Assigned task:
Your task is to retype the listing word for word.

(Given records Opens)

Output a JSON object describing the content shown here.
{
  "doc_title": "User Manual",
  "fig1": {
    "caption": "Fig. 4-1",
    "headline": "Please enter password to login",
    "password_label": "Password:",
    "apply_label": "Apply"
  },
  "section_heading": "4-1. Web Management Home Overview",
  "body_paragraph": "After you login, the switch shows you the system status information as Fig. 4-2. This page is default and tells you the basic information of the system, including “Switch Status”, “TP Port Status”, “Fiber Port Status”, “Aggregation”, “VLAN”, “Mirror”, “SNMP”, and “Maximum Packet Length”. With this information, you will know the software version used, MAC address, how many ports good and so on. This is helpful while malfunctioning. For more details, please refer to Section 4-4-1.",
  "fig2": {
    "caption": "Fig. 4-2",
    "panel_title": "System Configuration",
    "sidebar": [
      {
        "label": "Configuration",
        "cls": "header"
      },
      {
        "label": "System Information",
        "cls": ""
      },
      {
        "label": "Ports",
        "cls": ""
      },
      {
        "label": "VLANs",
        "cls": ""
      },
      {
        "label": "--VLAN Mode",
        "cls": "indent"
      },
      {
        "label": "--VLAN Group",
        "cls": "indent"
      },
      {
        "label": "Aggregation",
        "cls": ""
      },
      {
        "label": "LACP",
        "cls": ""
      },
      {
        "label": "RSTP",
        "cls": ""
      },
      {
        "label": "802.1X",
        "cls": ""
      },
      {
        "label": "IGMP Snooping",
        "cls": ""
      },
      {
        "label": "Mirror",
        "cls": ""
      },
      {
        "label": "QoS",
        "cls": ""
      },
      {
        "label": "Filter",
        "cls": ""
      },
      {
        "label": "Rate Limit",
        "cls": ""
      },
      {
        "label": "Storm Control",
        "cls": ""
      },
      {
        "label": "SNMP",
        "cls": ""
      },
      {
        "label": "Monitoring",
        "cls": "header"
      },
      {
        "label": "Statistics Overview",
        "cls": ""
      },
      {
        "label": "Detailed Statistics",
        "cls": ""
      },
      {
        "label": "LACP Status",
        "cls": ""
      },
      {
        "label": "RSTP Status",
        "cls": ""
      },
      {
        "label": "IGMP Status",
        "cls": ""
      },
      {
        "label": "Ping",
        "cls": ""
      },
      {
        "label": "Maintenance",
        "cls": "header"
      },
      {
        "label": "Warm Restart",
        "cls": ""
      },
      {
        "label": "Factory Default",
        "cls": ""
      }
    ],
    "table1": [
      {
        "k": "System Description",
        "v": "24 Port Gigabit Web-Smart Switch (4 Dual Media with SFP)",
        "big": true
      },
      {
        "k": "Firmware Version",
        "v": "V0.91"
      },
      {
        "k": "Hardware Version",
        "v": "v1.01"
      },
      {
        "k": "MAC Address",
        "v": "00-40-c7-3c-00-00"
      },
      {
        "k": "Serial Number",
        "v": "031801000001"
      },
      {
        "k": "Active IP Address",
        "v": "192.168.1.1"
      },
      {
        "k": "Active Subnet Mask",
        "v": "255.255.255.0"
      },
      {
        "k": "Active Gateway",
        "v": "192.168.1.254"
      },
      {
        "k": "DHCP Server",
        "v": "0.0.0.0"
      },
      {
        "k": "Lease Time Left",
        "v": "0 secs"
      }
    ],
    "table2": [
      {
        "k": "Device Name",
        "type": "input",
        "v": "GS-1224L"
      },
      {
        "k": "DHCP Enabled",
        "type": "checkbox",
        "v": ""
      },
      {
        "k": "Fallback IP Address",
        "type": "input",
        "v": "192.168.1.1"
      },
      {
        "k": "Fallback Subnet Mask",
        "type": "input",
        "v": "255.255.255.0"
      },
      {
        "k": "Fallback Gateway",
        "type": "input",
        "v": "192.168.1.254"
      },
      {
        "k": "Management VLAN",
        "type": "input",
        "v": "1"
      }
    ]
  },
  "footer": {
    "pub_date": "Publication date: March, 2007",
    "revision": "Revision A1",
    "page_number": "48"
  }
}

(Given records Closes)

Answer section:
Output a JSON object describing the content shown here.
{
  "doc_title": "User Manual",
  "fig1": {
    "caption": "Fig. 4-1",
    "headline": "Please enter password to login",
    "password_label": "Password:",
    "apply_label": "Apply"
  },
  "section_heading": "4-1. Web Management Home Overview",
  "body_paragraph": "After you login, the switch shows you the system status information as Fig. 4-2. This page is default and tells you the basic information of the system, including “Switch Status”, “TP Port Status”, “Fiber Port Status”, “Aggregation”, “VLAN”, “Mirror”, “SNMP”, and “Maximum Packet Length”. With this information, you will know the software version used, MAC address, how many ports good and so on. This is helpful while malfunctioning. For more details, please refer to Section 4-4-1.",
  "fig2": {
    "caption": "Fig. 4-2",
    "panel_title": "System Configuration",
    "sidebar": [
      {
        "label": "Configuration",
        "cls": "header"
      },
      {
        "label": "System Information",
        "cls": ""
      },
      {
        "label": "Ports",
        "cls": ""
      },
      {
        "label": "VLANs",
        "cls": ""
      },
      {
        "label": "--VLAN Mode",
        "cls": "indent"
      },
      {
        "label": "--VLAN Group",
        "cls": "indent"
      },
      {
        "label": "Aggregation",
        "cls": ""
      },
      {
        "label": "LACP",
        "cls": ""
      },
      {
        "label": "RSTP",
        "cls": ""
      },
      {
        "label": "802.1X",
        "cls": ""
      },
      {
        "label": "IGMP Snooping",
        "cls": ""
      },
      {
        "label": "Mirror",
        "cls": ""
      },
      {
        "label": "QoS",
        "cls": ""
      },
      {
        "label": "Filter",
        "cls": ""
      },
      {
        "label": "Rate Limit",
        "cls": ""
      },
      {
        "label": "Storm Control",
        "cls": ""
      },
      {
        "label": "SNMP",
        "cls": ""
      },
      {
        "label": "Monitoring",
        "cls": "header"
      },
      {
        "label": "Statistics Overview",
        "cls": ""
      },
      {
        "label": "Detailed Statistics",
        "cls": ""
      },
      {
        "label": "LACP Status",
        "cls": ""
      },
      {
        "label": "RSTP Status",
        "cls": ""
      },
      {
        "label": "IGMP Status",
        "cls": ""
      },
      {
        "label": "Ping",
        "cls": ""
      },
      {
        "label": "Maintenance",
        "cls": "header"
      },
      {
        "label": "Warm Restart",
        "cls": ""
      },
      {
        "label": "Factory Default",
        "cls": ""
      }
    ],
    "table1": [
      {
        "k": "System Description",
        "v": "24 Port Gigabit Web-Smart Switch (4 Dual Media with SFP)",
        "big": true
      },
      {
        "k": "Firmware Version",
        "v": "V0.91"
      },
      {
        "k": "Hardware Version",
        "v": "v1.01"
      },
      {
        "k": "MAC Address",
        "v": "00-40-c7-3c-00-00"
      },
      {
        "k": "Serial Number",
        "v": "031801000001"
      },
      {
        "k": "Active IP Address",
        "v": "192.168.1.1"
      },
      {
        "k": "Active Subnet Mask",
        "v": "255.255.255.0"
      },
      {
        "k": "Active Gateway",
        "v": "192.168.1.254"
      },
      {
        "k": "DHCP Server",
        "v": "0.0.0.0"
      },
      {
        "k": "Lease Time Left",
        "v": "0 secs"
      }
    ],
    "table2": [
      {
        "k": "Device Name",
        "type": "input",
        "v": "GS-1224L"
      },
      {
        "k": "DHCP Enabled",
        "type": "checkbox",
        "v": ""
      },
      {
        "k": "Fallback IP Address",
        "type": "input",
        "v": "192.168.1.1"
      },
      {
        "k": "Fallback Subnet Mask",
        "type": "input",
        "v": "255.255.255.0"
      },
      {
        "k": "Fallback Gateway",
        "type": "input",
        "v": "192.168.1.254"
      },
      {
        "k": "Management VLAN",
        "type": "input",
        "v": "1"
      }
    ]
  },
  "footer": {
    "pub_date": "Publication date: March, 2007",
    "revision": "Revision A1",
    "page_number": "48"
  }
}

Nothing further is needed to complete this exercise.